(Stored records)
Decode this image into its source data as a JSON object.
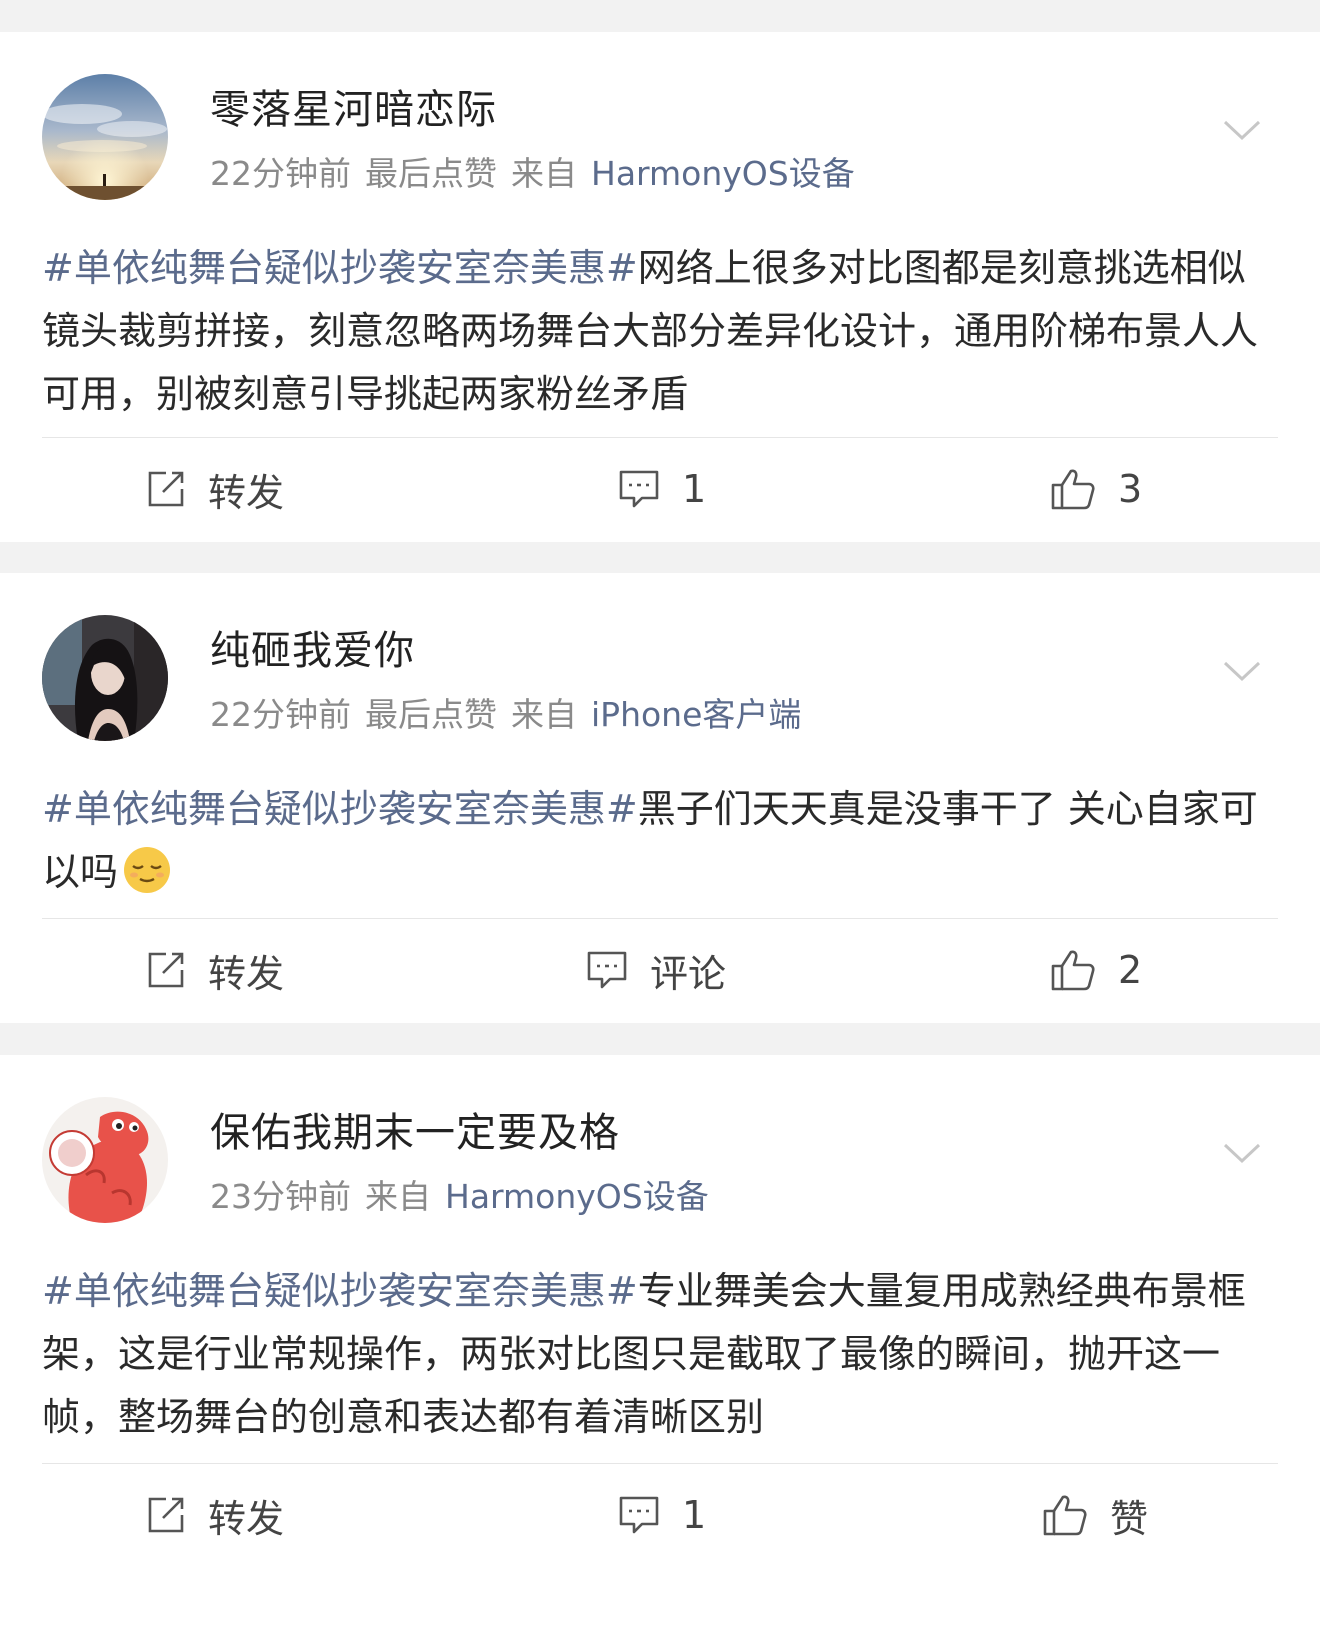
{
  "posts": [
    {
      "username": "零落星河暗恋际",
      "time": "22分钟前",
      "liked_label": "最后点赞",
      "from_label": "来自",
      "source": "HarmonyOS设备",
      "hashtag": "#单依纯舞台疑似抄袭安室奈美惠#",
      "text": "网络上很多对比图都是刻意挑选相似镜头裁剪拼接，刻意忽略两场舞台大部分差异化设计，通用阶梯布景人人可用，别被刻意引导挑起两家粉丝矛盾",
      "repost_label": "转发",
      "comment_label": "1",
      "like_label": "3"
    },
    {
      "username": "纯砸我爱你",
      "time": "22分钟前",
      "liked_label": "最后点赞",
      "from_label": "来自",
      "source": "iPhone客户端",
      "hashtag": "#单依纯舞台疑似抄袭安室奈美惠#",
      "text": "黑子们天天真是没事干了 关心自家可以吗",
      "emoji": "relieved-face",
      "repost_label": "转发",
      "comment_label": "评论",
      "like_label": "2"
    },
    {
      "username": "保佑我期末一定要及格",
      "time": "23分钟前",
      "from_label": "来自",
      "source": "HarmonyOS设备",
      "hashtag": "#单依纯舞台疑似抄袭安室奈美惠#",
      "text": "专业舞美会大量复用成熟经典布景框架，这是行业常规操作，两张对比图只是截取了最像的瞬间，抛开这一帧，整场舞台的创意和表达都有着清晰区别",
      "repost_label": "转发",
      "comment_label": "1",
      "like_label": "赞"
    }
  ],
  "colors": {
    "link": "#5b6b8c",
    "meta": "#8a8a8a",
    "background": "#f2f2f2"
  },
  "icons": {
    "repost": "repost-icon",
    "comment": "comment-icon",
    "like": "thumbs-up-icon",
    "more": "chevron-down-icon"
  }
}
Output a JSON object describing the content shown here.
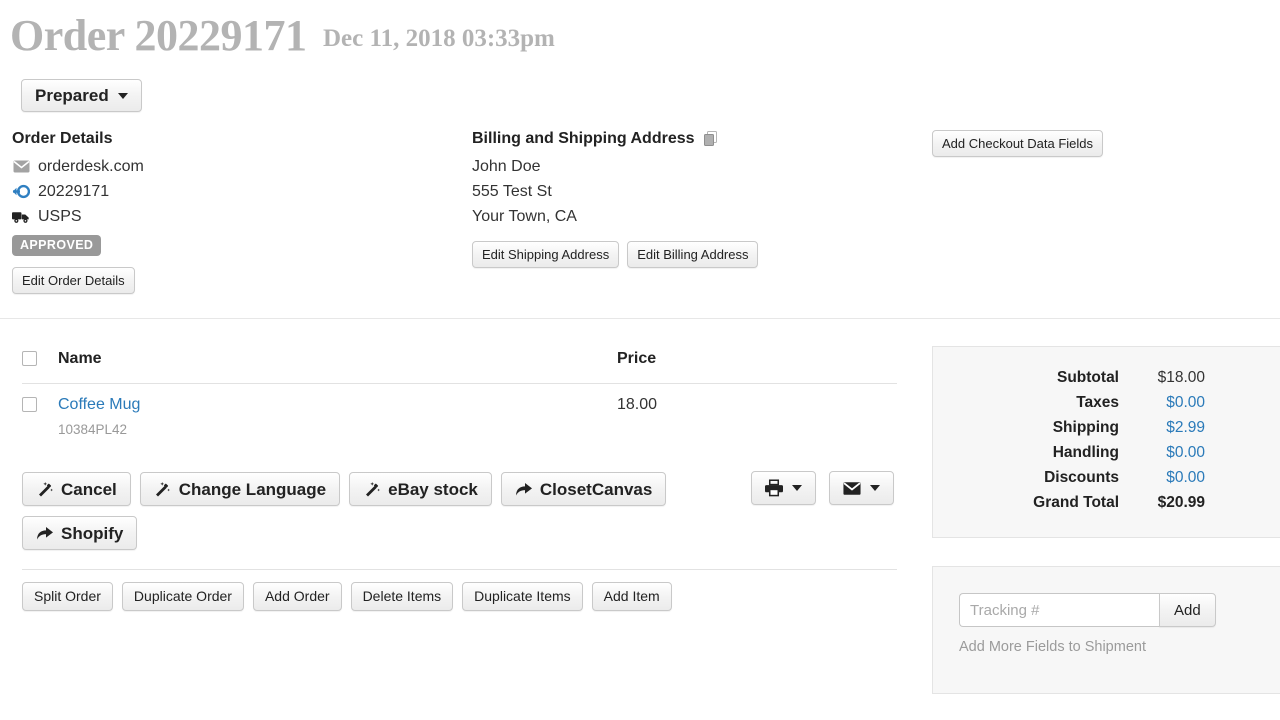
{
  "header": {
    "title": "Order 20229171",
    "date": "Dec 11, 2018 03:33pm",
    "status_button": "Prepared"
  },
  "order_details": {
    "heading": "Order Details",
    "source": "orderdesk.com",
    "order_number": "20229171",
    "carrier": "USPS",
    "badge": "APPROVED",
    "edit_button": "Edit Order Details"
  },
  "address": {
    "heading": "Billing and Shipping Address",
    "name": "John Doe",
    "street": "555 Test St",
    "city_state": "Your Town, CA",
    "edit_shipping_button": "Edit Shipping Address",
    "edit_billing_button": "Edit Billing Address"
  },
  "checkout": {
    "add_fields_button": "Add Checkout Data Fields"
  },
  "items_table": {
    "columns": [
      "Name",
      "Price"
    ],
    "rows": [
      {
        "name": "Coffee Mug",
        "sku": "10384PL42",
        "price": "18.00"
      }
    ]
  },
  "actions": {
    "row1": [
      {
        "label": "Cancel",
        "icon": "magic-wand-icon"
      },
      {
        "label": "Change Language",
        "icon": "magic-wand-icon"
      },
      {
        "label": "eBay stock",
        "icon": "magic-wand-icon"
      },
      {
        "label": "ClosetCanvas",
        "icon": "share-arrow-icon"
      }
    ],
    "row2": [
      {
        "label": "Shopify",
        "icon": "share-arrow-icon"
      }
    ],
    "row3": [
      "Split Order",
      "Duplicate Order",
      "Add Order",
      "Delete Items",
      "Duplicate Items",
      "Add Item"
    ],
    "print_icon": "printer-icon",
    "email_icon": "envelope-icon"
  },
  "totals": {
    "rows": [
      {
        "label": "Subtotal",
        "value": "$18.00",
        "style": "plain"
      },
      {
        "label": "Taxes",
        "value": "$0.00",
        "style": "link"
      },
      {
        "label": "Shipping",
        "value": "$2.99",
        "style": "link"
      },
      {
        "label": "Handling",
        "value": "$0.00",
        "style": "link"
      },
      {
        "label": "Discounts",
        "value": "$0.00",
        "style": "link"
      },
      {
        "label": "Grand Total",
        "value": "$20.99",
        "style": "strong"
      }
    ]
  },
  "tracking": {
    "placeholder": "Tracking #",
    "value": "",
    "add_button": "Add",
    "more_fields_link": "Add More Fields to Shipment"
  },
  "colors": {
    "link_blue": "#2a7ab9",
    "title_gray": "#b3b3b3",
    "badge_gray": "#999999",
    "panel_bg": "#f7f7f7"
  }
}
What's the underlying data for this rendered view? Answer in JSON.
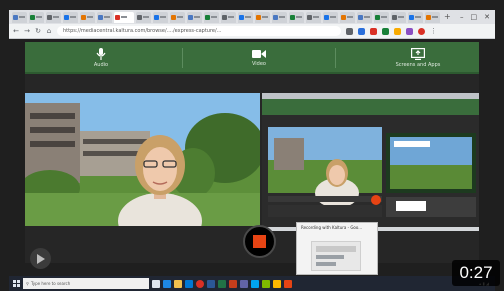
{
  "browser": {
    "tab_count": 25,
    "url": "https://mediacentral.kaltura.com/browse/..../express-capture/..."
  },
  "toolbar": {
    "audio_label": "Audio",
    "video_label": "Video",
    "screens_label": "Screens and Apps"
  },
  "preview_popup": {
    "title": "Recording with Kaltura - Goo..."
  },
  "taskbar": {
    "search_placeholder": "Type here to search"
  },
  "video": {
    "duration": "0:27"
  },
  "colors": {
    "toolbar_green": "#3a6d3c",
    "stop_red": "#e64414",
    "taskbar": "#202633"
  }
}
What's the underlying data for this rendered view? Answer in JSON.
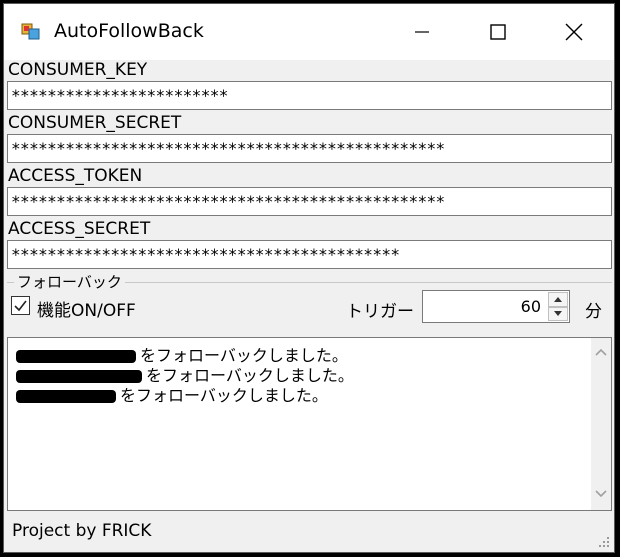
{
  "window": {
    "title": "AutoFollowBack"
  },
  "credentials": {
    "consumer_key_label": "CONSUMER_KEY",
    "consumer_key_value": "************************",
    "consumer_secret_label": "CONSUMER_SECRET",
    "consumer_secret_value": "************************************************",
    "access_token_label": "ACCESS_TOKEN",
    "access_token_value": "************************************************",
    "access_secret_label": "ACCESS_SECRET",
    "access_secret_value": "*******************************************"
  },
  "followback": {
    "group_title": "フォローバック",
    "enable_label": "機能ON/OFF",
    "enabled": true,
    "trigger_label": "トリガー",
    "trigger_value": "60",
    "unit": "分"
  },
  "log": {
    "lines": [
      "をフォローバックしました。",
      "をフォローバックしました。",
      "をフォローバックしました。"
    ]
  },
  "status": {
    "text": "Project by FRICK"
  },
  "icons": [
    "app-icon",
    "minimize-icon",
    "maximize-icon",
    "close-icon",
    "checkmark-icon",
    "spin-up-icon",
    "spin-down-icon",
    "scroll-up-icon",
    "scroll-down-icon",
    "resize-grip-icon"
  ]
}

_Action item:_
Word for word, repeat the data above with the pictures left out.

_Solved exercise:_
Decode this image into its source data as a JSON object.
{
  "posts": [
    {
      "username": "零落星河暗恋际",
      "time": "22分钟前",
      "liked_label": "最后点赞",
      "from_label": "来自",
      "source": "HarmonyOS设备",
      "hashtag": "#单依纯舞台疑似抄袭安室奈美惠#",
      "text": "网络上很多对比图都是刻意挑选相似镜头裁剪拼接，刻意忽略两场舞台大部分差异化设计，通用阶梯布景人人可用，别被刻意引导挑起两家粉丝矛盾",
      "repost_label": "转发",
      "comment_label": "1",
      "like_label": "3"
    },
    {
      "username": "纯砸我爱你",
      "time": "22分钟前",
      "liked_label": "最后点赞",
      "from_label": "来自",
      "source": "iPhone客户端",
      "hashtag": "#单依纯舞台疑似抄袭安室奈美惠#",
      "text": "黑子们天天真是没事干了 关心自家可以吗",
      "emoji": "relieved-face",
      "repost_label": "转发",
      "comment_label": "评论",
      "like_label": "2"
    },
    {
      "username": "保佑我期末一定要及格",
      "time": "23分钟前",
      "from_label": "来自",
      "source": "HarmonyOS设备",
      "hashtag": "#单依纯舞台疑似抄袭安室奈美惠#",
      "text": "专业舞美会大量复用成熟经典布景框架，这是行业常规操作，两张对比图只是截取了最像的瞬间，抛开这一帧，整场舞台的创意和表达都有着清晰区别",
      "repost_label": "转发",
      "comment_label": "1",
      "like_label": "赞"
    }
  ],
  "colors": {
    "link": "#5b6b8c",
    "meta": "#8a8a8a",
    "background": "#f2f2f2"
  },
  "icons": {
    "repost": "repost-icon",
    "comment": "comment-icon",
    "like": "thumbs-up-icon",
    "more": "chevron-down-icon"
  }
}
Output a JSON object describing the content shown here.
{
  "header": {
    "title": "Order 20229171",
    "date": "Dec 11, 2018 03:33pm",
    "status_button": "Prepared"
  },
  "order_details": {
    "heading": "Order Details",
    "source": "orderdesk.com",
    "order_number": "20229171",
    "carrier": "USPS",
    "badge": "APPROVED",
    "edit_button": "Edit Order Details"
  },
  "address": {
    "heading": "Billing and Shipping Address",
    "name": "John Doe",
    "street": "555 Test St",
    "city_state": "Your Town, CA",
    "edit_shipping_button": "Edit Shipping Address",
    "edit_billing_button": "Edit Billing Address"
  },
  "checkout": {
    "add_fields_button": "Add Checkout Data Fields"
  },
  "items_table": {
    "columns": [
      "Name",
      "Price"
    ],
    "rows": [
      {
        "name": "Coffee Mug",
        "sku": "10384PL42",
        "price": "18.00"
      }
    ]
  },
  "actions": {
    "row1": [
      {
        "label": "Cancel",
        "icon": "magic-wand-icon"
      },
      {
        "label": "Change Language",
        "icon": "magic-wand-icon"
      },
      {
        "label": "eBay stock",
        "icon": "magic-wand-icon"
      },
      {
        "label": "ClosetCanvas",
        "icon": "share-arrow-icon"
      }
    ],
    "row2": [
      {
        "label": "Shopify",
        "icon": "share-arrow-icon"
      }
    ],
    "row3": [
      "Split Order",
      "Duplicate Order",
      "Add Order",
      "Delete Items",
      "Duplicate Items",
      "Add Item"
    ],
    "print_icon": "printer-icon",
    "email_icon": "envelope-icon"
  },
  "totals": {
    "rows": [
      {
        "label": "Subtotal",
        "value": "$18.00",
        "style": "plain"
      },
      {
        "label": "Taxes",
        "value": "$0.00",
        "style": "link"
      },
      {
        "label": "Shipping",
        "value": "$2.99",
        "style": "link"
      },
      {
        "label": "Handling",
        "value": "$0.00",
        "style": "link"
      },
      {
        "label": "Discounts",
        "value": "$0.00",
        "style": "link"
      },
      {
        "label": "Grand Total",
        "value": "$20.99",
        "style": "strong"
      }
    ]
  },
  "tracking": {
    "placeholder": "Tracking #",
    "value": "",
    "add_button": "Add",
    "more_fields_link": "Add More Fields to Shipment"
  },
  "colors": {
    "link_blue": "#2a7ab9",
    "title_gray": "#b3b3b3",
    "badge_gray": "#999999",
    "panel_bg": "#f7f7f7"
  }
}
What's the underlying data for this rendered view? Answer in JSON.
{
  "browser": {
    "tab_count": 25,
    "url": "https://mediacentral.kaltura.com/browse/..../express-capture/..."
  },
  "toolbar": {
    "audio_label": "Audio",
    "video_label": "Video",
    "screens_label": "Screens and Apps"
  },
  "preview_popup": {
    "title": "Recording with Kaltura - Goo..."
  },
  "taskbar": {
    "search_placeholder": "Type here to search"
  },
  "video": {
    "duration": "0:27"
  },
  "colors": {
    "toolbar_green": "#3a6d3c",
    "stop_red": "#e64414",
    "taskbar": "#202633"
  }
}
What's the underlying data for this rendered view? Answer in JSON.
{
  "window": {
    "title": "AutoFollowBack"
  },
  "credentials": {
    "consumer_key_label": "CONSUMER_KEY",
    "consumer_key_value": "************************",
    "consumer_secret_label": "CONSUMER_SECRET",
    "consumer_secret_value": "************************************************",
    "access_token_label": "ACCESS_TOKEN",
    "access_token_value": "************************************************",
    "access_secret_label": "ACCESS_SECRET",
    "access_secret_value": "*******************************************"
  },
  "followback": {
    "group_title": "フォローバック",
    "enable_label": "機能ON/OFF",
    "enabled": true,
    "trigger_label": "トリガー",
    "trigger_value": "60",
    "unit": "分"
  },
  "log": {
    "lines": [
      "をフォローバックしました。",
      "をフォローバックしました。",
      "をフォローバックしました。"
    ]
  },
  "status": {
    "text": "Project by FRICK"
  },
  "icons": [
    "app-icon",
    "minimize-icon",
    "maximize-icon",
    "close-icon",
    "checkmark-icon",
    "spin-up-icon",
    "spin-down-icon",
    "scroll-up-icon",
    "scroll-down-icon",
    "resize-grip-icon"
  ]
}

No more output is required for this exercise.